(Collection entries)
──────
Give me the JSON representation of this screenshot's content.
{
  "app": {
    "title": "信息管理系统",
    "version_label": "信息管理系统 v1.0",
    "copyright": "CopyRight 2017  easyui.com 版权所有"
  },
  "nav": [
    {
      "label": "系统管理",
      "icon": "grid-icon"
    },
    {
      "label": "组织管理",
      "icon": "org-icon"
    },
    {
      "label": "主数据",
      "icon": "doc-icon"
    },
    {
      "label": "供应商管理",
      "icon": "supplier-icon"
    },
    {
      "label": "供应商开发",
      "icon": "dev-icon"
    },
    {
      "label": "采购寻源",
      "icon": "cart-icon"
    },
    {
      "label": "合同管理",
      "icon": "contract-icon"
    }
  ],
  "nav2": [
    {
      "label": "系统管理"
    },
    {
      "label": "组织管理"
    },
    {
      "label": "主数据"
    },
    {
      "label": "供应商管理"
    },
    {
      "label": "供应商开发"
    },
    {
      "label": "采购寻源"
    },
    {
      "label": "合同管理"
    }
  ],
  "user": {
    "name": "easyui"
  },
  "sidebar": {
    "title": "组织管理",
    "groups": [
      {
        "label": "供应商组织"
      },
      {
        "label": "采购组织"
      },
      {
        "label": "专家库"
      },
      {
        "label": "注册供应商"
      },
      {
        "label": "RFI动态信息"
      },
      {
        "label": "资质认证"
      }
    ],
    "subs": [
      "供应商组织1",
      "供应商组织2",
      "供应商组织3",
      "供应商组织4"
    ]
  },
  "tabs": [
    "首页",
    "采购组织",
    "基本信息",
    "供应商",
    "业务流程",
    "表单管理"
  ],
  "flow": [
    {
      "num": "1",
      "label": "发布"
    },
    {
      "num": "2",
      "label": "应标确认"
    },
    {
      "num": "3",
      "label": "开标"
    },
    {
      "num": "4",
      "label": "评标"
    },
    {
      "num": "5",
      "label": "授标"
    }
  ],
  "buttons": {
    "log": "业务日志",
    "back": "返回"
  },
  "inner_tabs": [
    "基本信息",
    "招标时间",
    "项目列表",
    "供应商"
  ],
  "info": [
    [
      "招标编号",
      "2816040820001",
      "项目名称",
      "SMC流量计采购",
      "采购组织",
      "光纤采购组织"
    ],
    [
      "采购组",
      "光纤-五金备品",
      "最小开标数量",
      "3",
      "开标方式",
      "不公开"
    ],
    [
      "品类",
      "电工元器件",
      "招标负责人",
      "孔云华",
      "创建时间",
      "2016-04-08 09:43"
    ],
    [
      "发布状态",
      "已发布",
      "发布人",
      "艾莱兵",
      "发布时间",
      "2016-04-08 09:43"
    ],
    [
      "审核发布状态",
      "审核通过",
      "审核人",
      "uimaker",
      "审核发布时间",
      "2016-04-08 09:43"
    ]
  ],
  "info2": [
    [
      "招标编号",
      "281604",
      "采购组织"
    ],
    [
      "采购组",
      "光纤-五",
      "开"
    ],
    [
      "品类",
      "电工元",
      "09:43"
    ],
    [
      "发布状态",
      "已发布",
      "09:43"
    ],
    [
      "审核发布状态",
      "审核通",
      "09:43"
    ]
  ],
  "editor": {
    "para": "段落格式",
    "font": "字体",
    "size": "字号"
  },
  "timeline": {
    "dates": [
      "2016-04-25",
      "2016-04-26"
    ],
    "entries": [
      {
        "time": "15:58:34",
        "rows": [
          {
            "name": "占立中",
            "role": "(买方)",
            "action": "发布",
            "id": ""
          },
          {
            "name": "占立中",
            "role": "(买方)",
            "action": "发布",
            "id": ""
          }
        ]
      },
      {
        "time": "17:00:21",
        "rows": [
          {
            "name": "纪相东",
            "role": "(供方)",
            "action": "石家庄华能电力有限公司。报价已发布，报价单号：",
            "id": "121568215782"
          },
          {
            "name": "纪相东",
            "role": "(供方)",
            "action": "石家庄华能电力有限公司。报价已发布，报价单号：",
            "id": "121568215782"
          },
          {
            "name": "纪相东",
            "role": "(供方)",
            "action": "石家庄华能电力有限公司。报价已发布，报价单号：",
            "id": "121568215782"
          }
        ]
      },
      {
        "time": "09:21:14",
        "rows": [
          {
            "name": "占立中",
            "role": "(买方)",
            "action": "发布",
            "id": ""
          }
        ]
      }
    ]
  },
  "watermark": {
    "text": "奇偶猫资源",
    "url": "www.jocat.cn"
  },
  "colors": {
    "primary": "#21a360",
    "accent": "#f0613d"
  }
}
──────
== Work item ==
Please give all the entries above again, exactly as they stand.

== Answer section ==
Give me the JSON representation of this screenshot's content.
{
  "app": {
    "title": "信息管理系统",
    "version_label": "信息管理系统 v1.0",
    "copyright": "CopyRight 2017  easyui.com 版权所有"
  },
  "nav": [
    {
      "label": "系统管理",
      "icon": "grid-icon"
    },
    {
      "label": "组织管理",
      "icon": "org-icon"
    },
    {
      "label": "主数据",
      "icon": "doc-icon"
    },
    {
      "label": "供应商管理",
      "icon": "supplier-icon"
    },
    {
      "label": "供应商开发",
      "icon": "dev-icon"
    },
    {
      "label": "采购寻源",
      "icon": "cart-icon"
    },
    {
      "label": "合同管理",
      "icon": "contract-icon"
    }
  ],
  "nav2": [
    {
      "label": "系统管理"
    },
    {
      "label": "组织管理"
    },
    {
      "label": "主数据"
    },
    {
      "label": "供应商管理"
    },
    {
      "label": "供应商开发"
    },
    {
      "label": "采购寻源"
    },
    {
      "label": "合同管理"
    }
  ],
  "user": {
    "name": "easyui"
  },
  "sidebar": {
    "title": "组织管理",
    "groups": [
      {
        "label": "供应商组织"
      },
      {
        "label": "采购组织"
      },
      {
        "label": "专家库"
      },
      {
        "label": "注册供应商"
      },
      {
        "label": "RFI动态信息"
      },
      {
        "label": "资质认证"
      }
    ],
    "subs": [
      "供应商组织1",
      "供应商组织2",
      "供应商组织3",
      "供应商组织4"
    ]
  },
  "tabs": [
    "首页",
    "采购组织",
    "基本信息",
    "供应商",
    "业务流程",
    "表单管理"
  ],
  "flow": [
    {
      "num": "1",
      "label": "发布"
    },
    {
      "num": "2",
      "label": "应标确认"
    },
    {
      "num": "3",
      "label": "开标"
    },
    {
      "num": "4",
      "label": "评标"
    },
    {
      "num": "5",
      "label": "授标"
    }
  ],
  "buttons": {
    "log": "业务日志",
    "back": "返回"
  },
  "inner_tabs": [
    "基本信息",
    "招标时间",
    "项目列表",
    "供应商"
  ],
  "info": [
    [
      "招标编号",
      "2816040820001",
      "项目名称",
      "SMC流量计采购",
      "采购组织",
      "光纤采购组织"
    ],
    [
      "采购组",
      "光纤-五金备品",
      "最小开标数量",
      "3",
      "开标方式",
      "不公开"
    ],
    [
      "品类",
      "电工元器件",
      "招标负责人",
      "孔云华",
      "创建时间",
      "2016-04-08 09:43"
    ],
    [
      "发布状态",
      "已发布",
      "发布人",
      "艾莱兵",
      "发布时间",
      "2016-04-08 09:43"
    ],
    [
      "审核发布状态",
      "审核通过",
      "审核人",
      "uimaker",
      "审核发布时间",
      "2016-04-08 09:43"
    ]
  ],
  "info2": [
    [
      "招标编号",
      "281604",
      "采购组织"
    ],
    [
      "采购组",
      "光纤-五",
      "开"
    ],
    [
      "品类",
      "电工元",
      "09:43"
    ],
    [
      "发布状态",
      "已发布",
      "09:43"
    ],
    [
      "审核发布状态",
      "审核通",
      "09:43"
    ]
  ],
  "editor": {
    "para": "段落格式",
    "font": "字体",
    "size": "字号"
  },
  "timeline": {
    "dates": [
      "2016-04-25",
      "2016-04-26"
    ],
    "entries": [
      {
        "time": "15:58:34",
        "rows": [
          {
            "name": "占立中",
            "role": "(买方)",
            "action": "发布",
            "id": ""
          },
          {
            "name": "占立中",
            "role": "(买方)",
            "action": "发布",
            "id": ""
          }
        ]
      },
      {
        "time": "17:00:21",
        "rows": [
          {
            "name": "纪相东",
            "role": "(供方)",
            "action": "石家庄华能电力有限公司。报价已发布，报价单号：",
            "id": "121568215782"
          },
          {
            "name": "纪相东",
            "role": "(供方)",
            "action": "石家庄华能电力有限公司。报价已发布，报价单号：",
            "id": "121568215782"
          },
          {
            "name": "纪相东",
            "role": "(供方)",
            "action": "石家庄华能电力有限公司。报价已发布，报价单号：",
            "id": "121568215782"
          }
        ]
      },
      {
        "time": "09:21:14",
        "rows": [
          {
            "name": "占立中",
            "role": "(买方)",
            "action": "发布",
            "id": ""
          }
        ]
      }
    ]
  },
  "watermark": {
    "text": "奇偶猫资源",
    "url": "www.jocat.cn"
  },
  "colors": {
    "primary": "#21a360",
    "accent": "#f0613d"
  }
}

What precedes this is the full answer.